By: Joseph Murgida
Vox Media recently published an article advocating for the ABC test to ensure “fairer conditions” for gig workers that are classified as independent contractors. In its so-called “analysis,” Vox ignores that the ABC test remains broadly unpopular among California’s independent contractors, and that a national ABC test would threaten the jobs of more than 59 million Americans that engage in freelance work.
Freelancers offer vibrancy to the American economy, and the ability to work as an independent contractor provides Americans with the flexibility that does not come with a traditional employment relationship. Think of a single mom earning a living by selling homemade goods on Etsy, or an Uber or Lyft driver using extra cash he earns to start a business of his own. These are real Americans chasing their dreams without the need to have a boss.
The ABC test under AB5 forced Californian companies to reclassify freelancers as employees, effectively eliminating the possibility of a freelancer classification. Under the ABC test, businesses must prove that a contractor is doing duties “outside the usual course of work of the hiring entity” and that “the worker customarily engaged in an independently established trade, occupation, or business of the same nature as the work performed.” This significantly limits the ability of businesses to retain contractors who may operate within the scope of work sometimes performed by employees in similar circumstances. It’s an unnecessary distinction that prohibits most businesses from working with independent contractors.
The ABC test forced the mass reclassification of California’s independent contractors, forcing countless residents to flee the state to pay their bills and chase their dreams. More than 90 percent of California independent contractors opposed the ABC test reclassification before it was signed into law. ATR has complied 655 personal testimonials from independent contractors who details the ways that AB5 has hurt them, which you can view here.

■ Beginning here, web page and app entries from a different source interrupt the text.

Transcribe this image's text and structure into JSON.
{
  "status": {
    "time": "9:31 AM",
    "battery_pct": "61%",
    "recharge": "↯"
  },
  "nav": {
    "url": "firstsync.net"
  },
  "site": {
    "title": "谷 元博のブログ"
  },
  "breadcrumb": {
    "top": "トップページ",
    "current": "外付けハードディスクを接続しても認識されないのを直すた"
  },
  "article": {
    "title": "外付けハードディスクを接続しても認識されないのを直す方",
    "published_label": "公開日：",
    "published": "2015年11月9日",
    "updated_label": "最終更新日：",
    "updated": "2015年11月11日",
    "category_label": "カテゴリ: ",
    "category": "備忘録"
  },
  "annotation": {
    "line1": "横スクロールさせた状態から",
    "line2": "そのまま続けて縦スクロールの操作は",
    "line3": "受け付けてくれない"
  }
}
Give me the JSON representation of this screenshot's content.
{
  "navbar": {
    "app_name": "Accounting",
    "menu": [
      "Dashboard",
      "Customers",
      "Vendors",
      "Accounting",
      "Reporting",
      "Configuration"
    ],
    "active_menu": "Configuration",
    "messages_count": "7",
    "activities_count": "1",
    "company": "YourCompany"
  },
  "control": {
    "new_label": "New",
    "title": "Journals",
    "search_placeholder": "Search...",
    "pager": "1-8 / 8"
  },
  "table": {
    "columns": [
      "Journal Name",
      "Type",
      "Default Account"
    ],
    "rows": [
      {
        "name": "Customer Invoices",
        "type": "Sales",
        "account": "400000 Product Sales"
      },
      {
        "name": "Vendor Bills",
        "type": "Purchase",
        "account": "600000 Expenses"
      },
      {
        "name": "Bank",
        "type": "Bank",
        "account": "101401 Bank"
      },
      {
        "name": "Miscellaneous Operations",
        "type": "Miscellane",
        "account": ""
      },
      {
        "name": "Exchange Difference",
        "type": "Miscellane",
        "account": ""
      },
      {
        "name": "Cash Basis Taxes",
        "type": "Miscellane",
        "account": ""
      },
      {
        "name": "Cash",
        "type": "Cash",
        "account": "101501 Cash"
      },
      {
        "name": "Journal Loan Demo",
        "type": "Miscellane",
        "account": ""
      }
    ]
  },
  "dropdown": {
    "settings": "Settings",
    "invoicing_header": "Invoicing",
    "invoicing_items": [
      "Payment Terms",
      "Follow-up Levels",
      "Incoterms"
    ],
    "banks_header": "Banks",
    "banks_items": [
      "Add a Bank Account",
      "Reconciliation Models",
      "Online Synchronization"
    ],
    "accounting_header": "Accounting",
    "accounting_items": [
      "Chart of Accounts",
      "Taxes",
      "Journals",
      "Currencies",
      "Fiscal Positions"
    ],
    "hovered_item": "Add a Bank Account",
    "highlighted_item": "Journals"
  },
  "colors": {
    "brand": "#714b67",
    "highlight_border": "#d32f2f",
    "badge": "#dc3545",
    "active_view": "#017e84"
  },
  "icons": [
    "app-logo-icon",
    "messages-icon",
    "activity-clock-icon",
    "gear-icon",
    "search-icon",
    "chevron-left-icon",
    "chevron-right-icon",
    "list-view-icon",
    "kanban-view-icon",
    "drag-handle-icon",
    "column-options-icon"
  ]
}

In fact, the ABC test was so unpopular that Californian voters passed Proposition 22 by over a 17-point margin which allowed ride-sharing and delivery drivers to continue working as independent contractors. Recent survey data from Californian drivers indicates their broad support for Proposition 22. 3 out 4 drivers polled said that they believe that people from other states would benefit if Proposition 22 were passed there and 76% of drivers polled said that Proposition 22 personally benefits them. In comparison to the ABC test, 84% of drivers believe that the Proposition 22 was a superior solution to reclassifying independent contractors as employees. Instead of acknowledging this data, Vox made broad-sweeping allegations regarding the worries and concerns of workers regarding Proposition 22 without directly engaging any of the data that poked holes in their assertions.
Vox also ignored the devastating impact of a national ABC test on American small businesses. 73% of small business owners polled feel that working with freelancers was critical to surviving the COVID-19 pandemic. In addition, 45% of small businesses felt that the PRO Act, a federal law that includes nationalizing the “ABC” test, would force them to close their doors forever.
Ironically, the ABC test crushed some former Vox Media workers. About 200 freelancers from Vox Media in California lost their jobs in the month prior to AB5 going into effect. A cruel irony exists when an organization publishes an article that frames the ABC Standard as a “huge victory for workers” despite firing their workers as a direct result of that law.
The ABC test was such a disaster for California that voters chose to exempt rideshare drivers from its onerous requirements. Similarly, a national ABC test would be a disaster for small businesses and freelancers alike. As our economy attempts to recover from the COVID-19 pandemic, the last thing we need is to limit opportunities for American workers to earn a living.